With 2016 finally behind us, many of the New Year’s resolutions have been to roll up our sleeves and get to work protesting the perceived injustices of more intense neoliberalism, creeping fascism, growing wealth and income inequalities, and further environmental degradation. Resistance to these large-scale ideological movements is in many, many forms; for example taking to the streets post-Trump’s election, the massive demonstrations in Seoul, industrial action from junior doctors and other public sector workers, organised campaigns such as Black Lives Matter, and a multitude of anti-gentrification campaigns; and these are just the few that have held my attention over the last 12 months or so – there are many, many more. Continue reading
There is a current wave of student occupations across London. KCL, LSE, UAL, Goldsmiths have all been targeted, and I’m sure more are brewing. The LSE occupation was the first (that I noticed anyway) and they are calling for a “Free University of London” and aiming to create an “open, creative and liberated space, where all are free to participate in the imagining of a new directly democratic, non-hierarchical and universally accessible education”. There has been plenty of coverage of these occupations in the relevant media outlets, not least UAL’s rather terse response in particular.

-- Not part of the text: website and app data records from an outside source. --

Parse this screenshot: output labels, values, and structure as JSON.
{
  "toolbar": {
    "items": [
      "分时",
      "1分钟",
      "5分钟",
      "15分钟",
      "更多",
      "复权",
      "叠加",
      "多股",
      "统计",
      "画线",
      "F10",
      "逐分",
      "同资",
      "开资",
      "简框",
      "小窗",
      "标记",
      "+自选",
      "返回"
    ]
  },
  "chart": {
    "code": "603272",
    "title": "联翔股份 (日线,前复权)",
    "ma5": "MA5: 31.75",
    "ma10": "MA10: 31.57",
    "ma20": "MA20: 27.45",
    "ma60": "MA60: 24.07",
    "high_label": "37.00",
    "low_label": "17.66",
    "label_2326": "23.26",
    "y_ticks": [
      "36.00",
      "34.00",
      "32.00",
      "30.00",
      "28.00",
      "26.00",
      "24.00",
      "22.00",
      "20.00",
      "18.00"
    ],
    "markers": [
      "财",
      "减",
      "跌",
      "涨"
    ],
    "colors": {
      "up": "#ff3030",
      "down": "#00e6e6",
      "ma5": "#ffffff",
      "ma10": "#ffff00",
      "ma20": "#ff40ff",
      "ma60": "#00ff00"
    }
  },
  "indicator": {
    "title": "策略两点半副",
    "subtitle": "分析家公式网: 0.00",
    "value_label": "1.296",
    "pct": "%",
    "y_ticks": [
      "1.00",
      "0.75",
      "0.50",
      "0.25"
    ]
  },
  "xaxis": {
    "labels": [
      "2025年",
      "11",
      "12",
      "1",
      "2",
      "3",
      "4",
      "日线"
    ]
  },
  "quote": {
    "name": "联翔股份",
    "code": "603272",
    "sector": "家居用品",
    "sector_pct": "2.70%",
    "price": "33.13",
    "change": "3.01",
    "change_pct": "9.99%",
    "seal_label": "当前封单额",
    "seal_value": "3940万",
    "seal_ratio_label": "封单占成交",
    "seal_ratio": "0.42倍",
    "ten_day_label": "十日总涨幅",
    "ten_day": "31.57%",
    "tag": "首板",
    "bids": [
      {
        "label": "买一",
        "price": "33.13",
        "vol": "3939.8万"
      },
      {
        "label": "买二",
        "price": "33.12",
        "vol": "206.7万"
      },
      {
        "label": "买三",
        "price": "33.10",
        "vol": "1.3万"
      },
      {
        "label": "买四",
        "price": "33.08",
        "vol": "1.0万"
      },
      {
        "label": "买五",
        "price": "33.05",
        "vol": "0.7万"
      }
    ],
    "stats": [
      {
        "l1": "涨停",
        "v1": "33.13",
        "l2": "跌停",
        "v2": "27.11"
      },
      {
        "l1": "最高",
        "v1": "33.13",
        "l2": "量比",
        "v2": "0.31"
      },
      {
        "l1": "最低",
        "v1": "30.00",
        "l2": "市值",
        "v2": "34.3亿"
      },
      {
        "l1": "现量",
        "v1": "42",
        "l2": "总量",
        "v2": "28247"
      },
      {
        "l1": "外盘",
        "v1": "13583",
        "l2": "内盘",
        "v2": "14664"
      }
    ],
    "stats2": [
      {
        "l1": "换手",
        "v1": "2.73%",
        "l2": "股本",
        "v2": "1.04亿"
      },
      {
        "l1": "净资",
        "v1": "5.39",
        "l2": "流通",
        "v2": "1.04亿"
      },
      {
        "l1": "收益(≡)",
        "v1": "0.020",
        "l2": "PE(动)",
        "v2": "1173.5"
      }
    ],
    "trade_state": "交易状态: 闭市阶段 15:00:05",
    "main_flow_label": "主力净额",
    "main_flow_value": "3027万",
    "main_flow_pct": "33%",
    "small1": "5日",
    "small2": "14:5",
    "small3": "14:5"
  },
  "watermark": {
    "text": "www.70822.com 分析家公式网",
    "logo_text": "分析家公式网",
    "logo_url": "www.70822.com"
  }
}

Whatever the politics of these occupations and your views on the provisioning of higher education in this country (I happen to agree with their position), what I think is equally as important about these ‘events’ more broadly is that it is students as a cohort that are leading these protests.